[Records from a collection]

-- -- --

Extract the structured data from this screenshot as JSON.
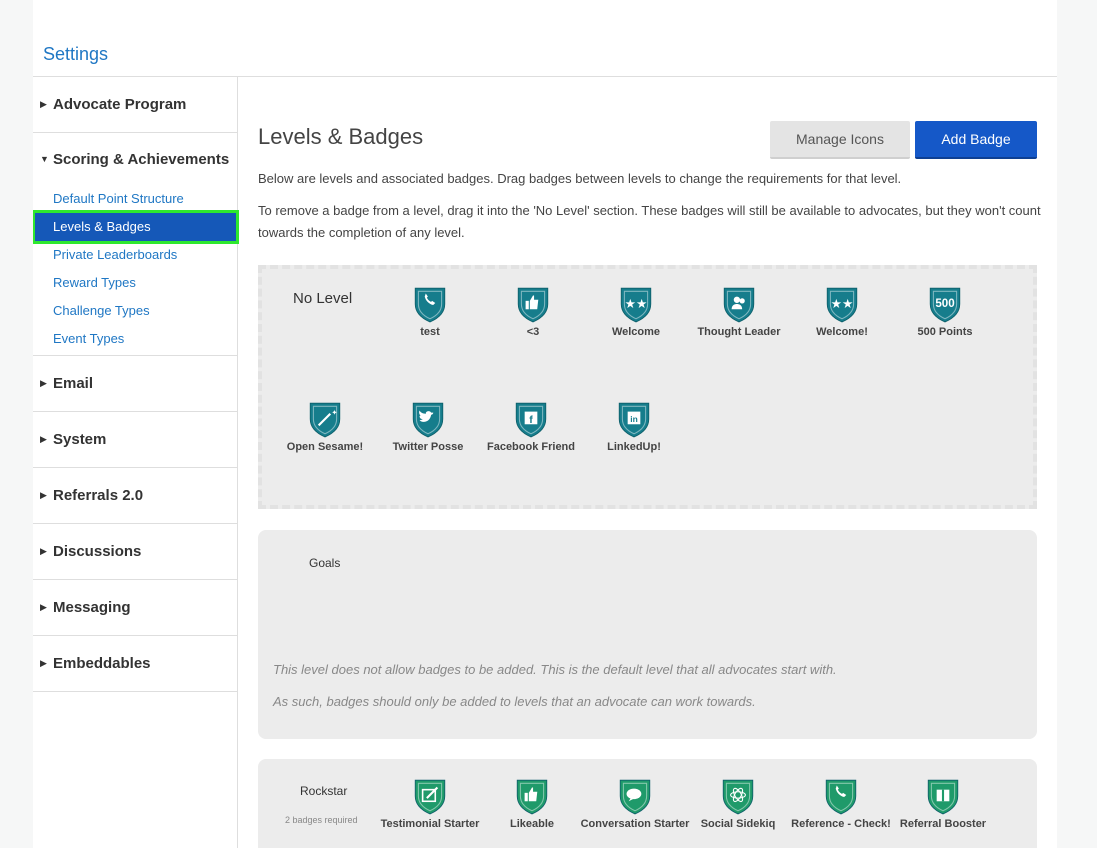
{
  "header": {
    "title": "Settings"
  },
  "sidebar": {
    "sections": [
      {
        "label": "Advocate Program"
      },
      {
        "label": "Scoring & Achievements",
        "items": [
          {
            "label": "Default Point Structure"
          },
          {
            "label": "Levels & Badges"
          },
          {
            "label": "Private Leaderboards"
          },
          {
            "label": "Reward Types"
          },
          {
            "label": "Challenge Types"
          },
          {
            "label": "Event Types"
          }
        ]
      },
      {
        "label": "Email"
      },
      {
        "label": "System"
      },
      {
        "label": "Referrals 2.0"
      },
      {
        "label": "Discussions"
      },
      {
        "label": "Messaging"
      },
      {
        "label": "Embeddables"
      }
    ]
  },
  "main": {
    "title": "Levels & Badges",
    "manage_icons": "Manage Icons",
    "add_badge": "Add Badge",
    "desc1": "Below are levels and associated badges. Drag badges between levels to change the requirements for that level.",
    "desc2": "To remove a badge from a level, drag it into the 'No Level' section. These badges will still be available to advocates, but they won't count towards the completion of any level.",
    "no_level": {
      "name": "No Level",
      "badges": [
        {
          "label": "test",
          "icon": "phone-icon"
        },
        {
          "label": "<3",
          "icon": "thumbs-up-icon"
        },
        {
          "label": "Welcome",
          "icon": "stars-icon"
        },
        {
          "label": "Thought Leader",
          "icon": "people-icon"
        },
        {
          "label": "Welcome!",
          "icon": "stars-icon"
        },
        {
          "label": "500 Points",
          "icon": "500-icon"
        },
        {
          "label": "Open Sesame!",
          "icon": "magic-wand-icon"
        },
        {
          "label": "Twitter Posse",
          "icon": "twitter-icon"
        },
        {
          "label": "Facebook Friend",
          "icon": "facebook-icon"
        },
        {
          "label": "LinkedUp!",
          "icon": "linkedin-icon"
        }
      ]
    },
    "goals": {
      "name": "Goals",
      "note1": "This level does not allow badges to be added. This is the default level that all advocates start with.",
      "note2": "As such, badges should only be added to levels that an advocate can work towards."
    },
    "rockstar": {
      "name": "Rockstar",
      "required": "2 badges required",
      "badges": [
        {
          "label": "Testimonial Starter",
          "icon": "pencil-icon"
        },
        {
          "label": "Likeable",
          "icon": "thumbs-up-icon"
        },
        {
          "label": "Conversation Starter",
          "icon": "chat-icon"
        },
        {
          "label": "Social Sidekiq",
          "icon": "atom-icon"
        },
        {
          "label": "Reference - Check!",
          "icon": "phone-icon"
        },
        {
          "label": "Referral Booster",
          "icon": "gift-icon"
        }
      ]
    }
  },
  "colors": {
    "link": "#1f77c4",
    "primary_button": "#1558c8",
    "active_nav": "#1558b8",
    "active_outline": "#2ee82e",
    "badge_teal": "#167d8c",
    "badge_green": "#1f9a6a"
  }
}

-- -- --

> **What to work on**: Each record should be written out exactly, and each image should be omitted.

> **Result of the task**:
Extract the structured data from this screenshot as JSON.
{
  "header": {
    "title": "Settings"
  },
  "sidebar": {
    "sections": [
      {
        "label": "Advocate Program"
      },
      {
        "label": "Scoring & Achievements",
        "items": [
          {
            "label": "Default Point Structure"
          },
          {
            "label": "Levels & Badges"
          },
          {
            "label": "Private Leaderboards"
          },
          {
            "label": "Reward Types"
          },
          {
            "label": "Challenge Types"
          },
          {
            "label": "Event Types"
          }
        ]
      },
      {
        "label": "Email"
      },
      {
        "label": "System"
      },
      {
        "label": "Referrals 2.0"
      },
      {
        "label": "Discussions"
      },
      {
        "label": "Messaging"
      },
      {
        "label": "Embeddables"
      }
    ]
  },
  "main": {
    "title": "Levels & Badges",
    "manage_icons": "Manage Icons",
    "add_badge": "Add Badge",
    "desc1": "Below are levels and associated badges. Drag badges between levels to change the requirements for that level.",
    "desc2": "To remove a badge from a level, drag it into the 'No Level' section. These badges will still be available to advocates, but they won't count towards the completion of any level.",
    "no_level": {
      "name": "No Level",
      "badges": [
        {
          "label": "test",
          "icon": "phone-icon"
        },
        {
          "label": "<3",
          "icon": "thumbs-up-icon"
        },
        {
          "label": "Welcome",
          "icon": "stars-icon"
        },
        {
          "label": "Thought Leader",
          "icon": "people-icon"
        },
        {
          "label": "Welcome!",
          "icon": "stars-icon"
        },
        {
          "label": "500 Points",
          "icon": "500-icon"
        },
        {
          "label": "Open Sesame!",
          "icon": "magic-wand-icon"
        },
        {
          "label": "Twitter Posse",
          "icon": "twitter-icon"
        },
        {
          "label": "Facebook Friend",
          "icon": "facebook-icon"
        },
        {
          "label": "LinkedUp!",
          "icon": "linkedin-icon"
        }
      ]
    },
    "goals": {
      "name": "Goals",
      "note1": "This level does not allow badges to be added. This is the default level that all advocates start with.",
      "note2": "As such, badges should only be added to levels that an advocate can work towards."
    },
    "rockstar": {
      "name": "Rockstar",
      "required": "2 badges required",
      "badges": [
        {
          "label": "Testimonial Starter",
          "icon": "pencil-icon"
        },
        {
          "label": "Likeable",
          "icon": "thumbs-up-icon"
        },
        {
          "label": "Conversation Starter",
          "icon": "chat-icon"
        },
        {
          "label": "Social Sidekiq",
          "icon": "atom-icon"
        },
        {
          "label": "Reference - Check!",
          "icon": "phone-icon"
        },
        {
          "label": "Referral Booster",
          "icon": "gift-icon"
        }
      ]
    }
  },
  "colors": {
    "link": "#1f77c4",
    "primary_button": "#1558c8",
    "active_nav": "#1558b8",
    "active_outline": "#2ee82e",
    "badge_teal": "#167d8c",
    "badge_green": "#1f9a6a"
  }
}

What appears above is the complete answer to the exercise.